Are you less likely to vote for a candidate that uses negative advertisement?
The 2018 Midterm Election season is finally winding down and, according to a study recently published by the The Wesleyan Media Project – which tracks and analyzes all broadcast advertisements aired by or on behalf of federal and state election candidates in every media market in the country – negative ads
on the air are up by 61 percent over the 2014 midterms.
Negative ads are one of the many tools deployed by campaigns to create a counter-narrative to the pristine story posited by their opponent, but candidates run the risk of souring a voter's opinion of themselves when using them. At their core, negative advertisements are aimed at producing an emotional and visceral response from the voters and they are not known for encouraging intellectual or rational decision making.

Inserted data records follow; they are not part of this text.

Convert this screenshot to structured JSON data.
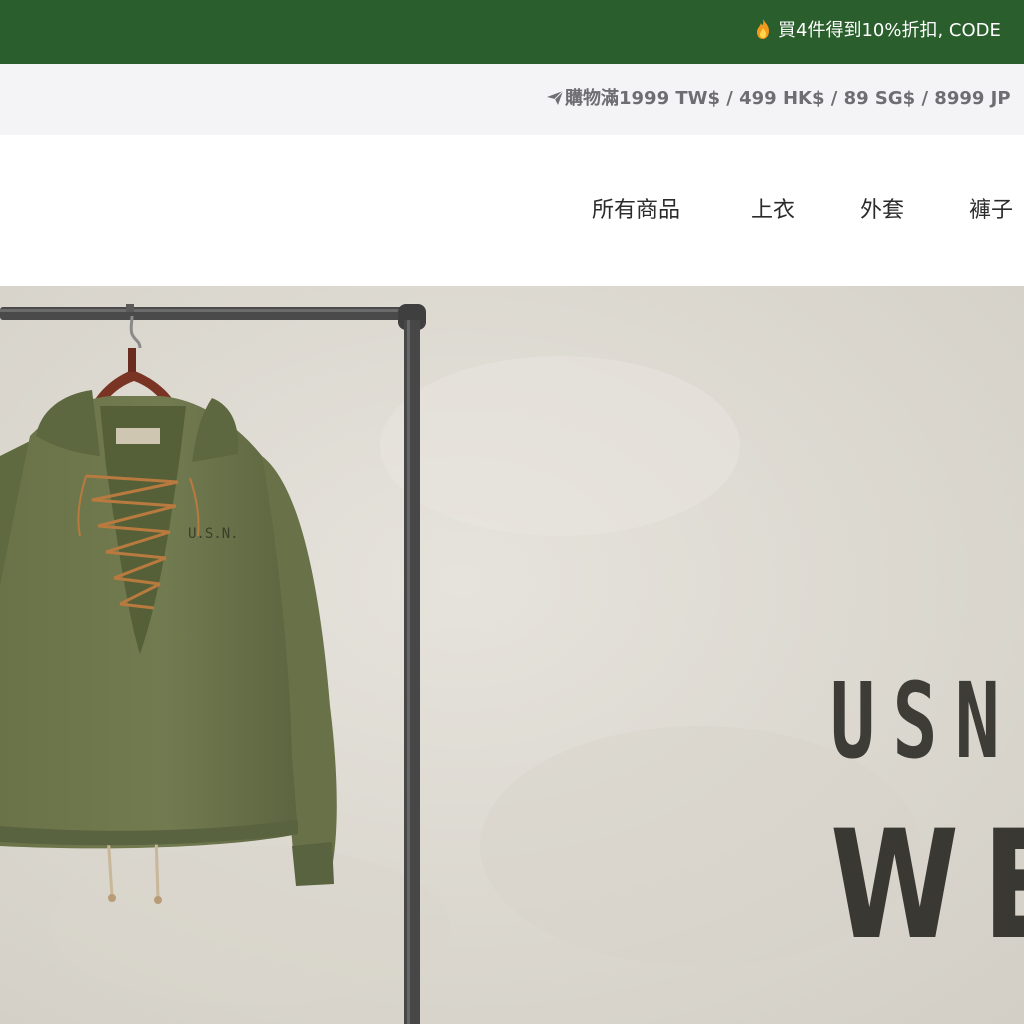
{
  "promo": {
    "icon": "fire-icon",
    "text": "買4件得到10%折扣, CODE"
  },
  "shipping": {
    "icon": "airplane-icon",
    "text": "購物滿1999 TW$ / 499 HK$ / 89 SG$ / 8999 JP"
  },
  "nav": {
    "items": [
      {
        "label": "所有商品"
      },
      {
        "label": "上衣"
      },
      {
        "label": "外套"
      },
      {
        "label": "褲子"
      }
    ]
  },
  "hero": {
    "title_line1": "USN",
    "title_line2": "WE"
  },
  "colors": {
    "promo_bg": "#2a5e2c",
    "shipping_bg": "#f4f4f6",
    "hero_bg": "#dedbd4",
    "garment": "#6b7449"
  }
}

However, the benefit is that negative advertising encapsulates the sometimes unexpressed Achilles’ heel of one’s opponent – letting voters make their decisions not just based on policy positions, but on character, judgment, experience and the ability of a candidate to accomplish their agenda.
Negative ads are effective, especially with undecided or independent voters, in branding a candidate’s weaknesses. However, such ads, can flirt with the edge of truth to score emotional points and win votes.